To shift the digitalisation chat into action requires three key commitments from the industry. Tim Hulbert, vice president of Air Products UK & Ireland – one of the world’s largest industrial gas and related-equipment suppliers, explains.
Most people would agree that UK manufacturing must embrace digitalisation. Indeed, it’s a topic that has occupied many column inches in recent months.
And with good reason – we do need to adopt more digital technologies if we’re to keep pace globally.
But, to move past the chat and start putting some of these innovations into action requires three key commitments from the industry: proper application, confidence and collaboration.

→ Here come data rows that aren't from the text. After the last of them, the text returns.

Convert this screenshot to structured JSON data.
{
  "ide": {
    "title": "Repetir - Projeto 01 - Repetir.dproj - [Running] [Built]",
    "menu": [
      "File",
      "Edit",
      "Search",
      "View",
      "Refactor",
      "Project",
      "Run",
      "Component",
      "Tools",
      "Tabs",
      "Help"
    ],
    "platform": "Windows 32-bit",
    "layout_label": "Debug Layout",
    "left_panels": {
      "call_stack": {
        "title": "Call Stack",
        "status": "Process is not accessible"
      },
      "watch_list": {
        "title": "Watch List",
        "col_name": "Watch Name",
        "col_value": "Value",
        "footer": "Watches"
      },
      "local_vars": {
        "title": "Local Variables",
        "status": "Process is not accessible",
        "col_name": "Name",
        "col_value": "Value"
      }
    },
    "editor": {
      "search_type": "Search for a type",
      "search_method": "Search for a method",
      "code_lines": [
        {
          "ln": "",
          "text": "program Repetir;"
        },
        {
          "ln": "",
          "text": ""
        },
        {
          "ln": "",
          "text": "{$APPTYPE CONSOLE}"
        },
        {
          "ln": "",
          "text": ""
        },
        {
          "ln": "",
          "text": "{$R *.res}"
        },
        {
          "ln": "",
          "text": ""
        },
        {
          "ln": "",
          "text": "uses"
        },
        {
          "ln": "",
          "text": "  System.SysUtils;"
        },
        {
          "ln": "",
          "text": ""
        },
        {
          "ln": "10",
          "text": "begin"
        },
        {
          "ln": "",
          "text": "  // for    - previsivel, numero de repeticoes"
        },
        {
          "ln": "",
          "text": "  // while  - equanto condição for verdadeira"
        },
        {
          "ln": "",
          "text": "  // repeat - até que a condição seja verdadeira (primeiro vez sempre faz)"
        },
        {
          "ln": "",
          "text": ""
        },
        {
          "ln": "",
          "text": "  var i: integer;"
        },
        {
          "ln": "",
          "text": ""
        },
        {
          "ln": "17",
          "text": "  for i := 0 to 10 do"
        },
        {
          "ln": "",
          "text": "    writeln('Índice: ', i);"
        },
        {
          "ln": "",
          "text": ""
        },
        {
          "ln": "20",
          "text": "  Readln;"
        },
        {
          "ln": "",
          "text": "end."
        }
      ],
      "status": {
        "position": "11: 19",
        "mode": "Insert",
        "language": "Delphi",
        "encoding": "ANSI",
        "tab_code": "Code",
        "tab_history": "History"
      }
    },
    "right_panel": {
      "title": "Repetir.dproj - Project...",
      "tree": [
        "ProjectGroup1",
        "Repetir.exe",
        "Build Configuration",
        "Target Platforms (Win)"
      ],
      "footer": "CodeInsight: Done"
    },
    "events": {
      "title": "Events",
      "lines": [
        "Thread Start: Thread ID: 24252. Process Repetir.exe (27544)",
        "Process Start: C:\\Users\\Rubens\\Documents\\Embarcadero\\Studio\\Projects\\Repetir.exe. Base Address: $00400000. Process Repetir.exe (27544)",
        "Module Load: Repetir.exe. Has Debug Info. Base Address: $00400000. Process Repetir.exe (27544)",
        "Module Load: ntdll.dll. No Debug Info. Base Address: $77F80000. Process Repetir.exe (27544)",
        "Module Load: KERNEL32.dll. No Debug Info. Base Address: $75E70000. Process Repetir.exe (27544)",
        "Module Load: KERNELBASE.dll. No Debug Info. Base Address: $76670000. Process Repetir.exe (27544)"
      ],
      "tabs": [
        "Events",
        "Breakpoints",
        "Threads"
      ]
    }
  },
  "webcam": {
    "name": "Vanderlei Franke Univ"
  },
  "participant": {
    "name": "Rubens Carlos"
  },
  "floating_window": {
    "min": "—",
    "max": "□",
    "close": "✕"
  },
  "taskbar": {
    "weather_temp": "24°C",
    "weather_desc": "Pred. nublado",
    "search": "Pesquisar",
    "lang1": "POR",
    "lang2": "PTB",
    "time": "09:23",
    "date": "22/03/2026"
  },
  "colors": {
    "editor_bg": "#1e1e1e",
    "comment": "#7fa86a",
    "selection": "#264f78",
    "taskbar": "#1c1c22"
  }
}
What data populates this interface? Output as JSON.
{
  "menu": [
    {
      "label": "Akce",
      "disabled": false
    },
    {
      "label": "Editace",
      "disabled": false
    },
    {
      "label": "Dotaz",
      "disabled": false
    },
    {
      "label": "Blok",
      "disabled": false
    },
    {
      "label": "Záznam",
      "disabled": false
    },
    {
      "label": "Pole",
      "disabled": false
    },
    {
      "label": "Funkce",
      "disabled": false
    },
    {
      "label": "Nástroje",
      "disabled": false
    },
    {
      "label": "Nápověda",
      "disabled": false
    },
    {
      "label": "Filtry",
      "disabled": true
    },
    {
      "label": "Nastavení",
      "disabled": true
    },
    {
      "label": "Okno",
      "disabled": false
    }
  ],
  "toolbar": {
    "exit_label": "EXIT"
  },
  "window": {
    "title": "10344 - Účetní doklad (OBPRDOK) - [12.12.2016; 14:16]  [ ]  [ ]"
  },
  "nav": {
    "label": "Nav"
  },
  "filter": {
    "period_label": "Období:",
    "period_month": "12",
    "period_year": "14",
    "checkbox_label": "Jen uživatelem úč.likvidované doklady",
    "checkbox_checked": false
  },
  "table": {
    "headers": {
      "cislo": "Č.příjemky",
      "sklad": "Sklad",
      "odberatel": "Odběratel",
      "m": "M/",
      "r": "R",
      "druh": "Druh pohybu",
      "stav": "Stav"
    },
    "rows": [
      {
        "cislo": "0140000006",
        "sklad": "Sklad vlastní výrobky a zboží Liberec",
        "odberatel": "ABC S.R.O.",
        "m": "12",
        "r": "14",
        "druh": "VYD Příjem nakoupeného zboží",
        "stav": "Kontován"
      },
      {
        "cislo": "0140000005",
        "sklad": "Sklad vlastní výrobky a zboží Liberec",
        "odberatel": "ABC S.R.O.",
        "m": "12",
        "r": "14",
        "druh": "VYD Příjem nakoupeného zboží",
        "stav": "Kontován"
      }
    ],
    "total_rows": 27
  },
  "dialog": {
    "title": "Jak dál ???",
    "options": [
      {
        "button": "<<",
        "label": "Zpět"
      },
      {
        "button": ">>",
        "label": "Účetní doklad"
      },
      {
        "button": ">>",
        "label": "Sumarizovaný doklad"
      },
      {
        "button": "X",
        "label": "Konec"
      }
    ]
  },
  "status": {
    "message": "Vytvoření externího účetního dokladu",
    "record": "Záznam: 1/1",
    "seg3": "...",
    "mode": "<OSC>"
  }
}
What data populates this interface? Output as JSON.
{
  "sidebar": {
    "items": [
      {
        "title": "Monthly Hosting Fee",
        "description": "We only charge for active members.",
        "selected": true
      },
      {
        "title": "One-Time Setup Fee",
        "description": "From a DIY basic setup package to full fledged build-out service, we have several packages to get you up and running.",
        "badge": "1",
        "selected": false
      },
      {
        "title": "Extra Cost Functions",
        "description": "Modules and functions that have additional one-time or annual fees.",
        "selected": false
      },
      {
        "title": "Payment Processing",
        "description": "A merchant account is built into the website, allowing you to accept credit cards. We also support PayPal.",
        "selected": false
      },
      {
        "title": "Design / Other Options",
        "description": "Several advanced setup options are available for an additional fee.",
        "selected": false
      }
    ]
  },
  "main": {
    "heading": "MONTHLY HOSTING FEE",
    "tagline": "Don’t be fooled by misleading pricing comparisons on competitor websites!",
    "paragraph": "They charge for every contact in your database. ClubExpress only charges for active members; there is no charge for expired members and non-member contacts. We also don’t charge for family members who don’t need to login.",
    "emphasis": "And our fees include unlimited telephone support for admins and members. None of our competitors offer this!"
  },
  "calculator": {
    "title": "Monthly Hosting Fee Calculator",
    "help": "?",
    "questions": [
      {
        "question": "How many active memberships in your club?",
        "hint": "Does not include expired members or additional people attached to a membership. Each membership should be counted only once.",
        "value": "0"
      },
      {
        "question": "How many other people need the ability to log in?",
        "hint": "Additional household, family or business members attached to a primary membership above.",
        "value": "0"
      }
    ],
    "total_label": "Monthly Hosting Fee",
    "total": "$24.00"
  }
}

If we want to get the most out of digital technology, we need to invest time and energy into finding the best ways to use it. Central to that is understanding customers’ needs.
There’s a growing demand for integrated, ‘smart’ manufacturing processes that can offer real-time data. It’s something that we’re seeing more and more at Air Products and I’m sure it’s true for others in the industry too.
It’s therefore important that we’re able to respond by developing and delivering products that address specific need. There’s no point in adopting new technologies just for the sake of it. They need to add tangible value to manufacturing services – whether that’s through increased efficiency, productivity or sustainability.
And the best way to do this? Greater investment in R&D. Making it a core function of business, with the appropriate funding to boot, will naturally lead to better understanding and use of digital technologies.
There’s also a certain amount of confidence-building to be done. We sometimes run the risk of undervaluing our abilities in UK industry. The latest Annual Manufacturing Report showed that many respondents thought other countries might be quicker to adopt new technologies.
This doesn’t have to be true. But we do need to shake up the way we approach the issue. Digitalisation seems to have become something of a looming spectre, hanging over the industry and threatening to completely overhaul manufacturing. T
his just isn’t the case and for most people it should be viewed as an evolution not a revolution.
Manufacturing processes will remain largely the same as they’ve ever been. New technologies simply offer tools to streamline them and allow companies to become more agile. Changing this mindset is easier said than done but through greater inter-industry working we could make some real progress.
There’s a leadership role for government to play in bringing industry bodies and voices together but we also need to start ramping up collaboration between suppliers and SMEs.
Traditionally, we’ve been quite reluctant in this country to share specialist know-how for fear of giving competitors the edge.
But we don’t need to spill company secrets to share knowledge and thinking with fellow manufacturers – whether that’s dedicated forums, events or working together on common projects.
When it comes down to it, the collective brain power of the industry is far likelier to unlock the benefits of digitalisation than just going it alone.
Time waits for no manufacturer and getting the right digital infrastructure in place today will help ensure our industry remains competitive tomorrow.
UK’s largest digital manufacturing showcase returns in 2018
The Manufacturer’s Digital Manufacturing Week brings together technology, finance and manufacturers in an annual celebration of British industry.
Six thousand future-facing manufacturing executives in the same place, at the same time – with enough space to reach out to one another and build better businesses.
That, in a nutshell, is what we are bringing to the table with Digital Manufacturing Week 2018 – five days of factory tours, awards, workshops and high-level conferences that reach a crescendo in the middle of November in everyone’s favourite city.
13 – 16 November, Exhibition Centre Liverpool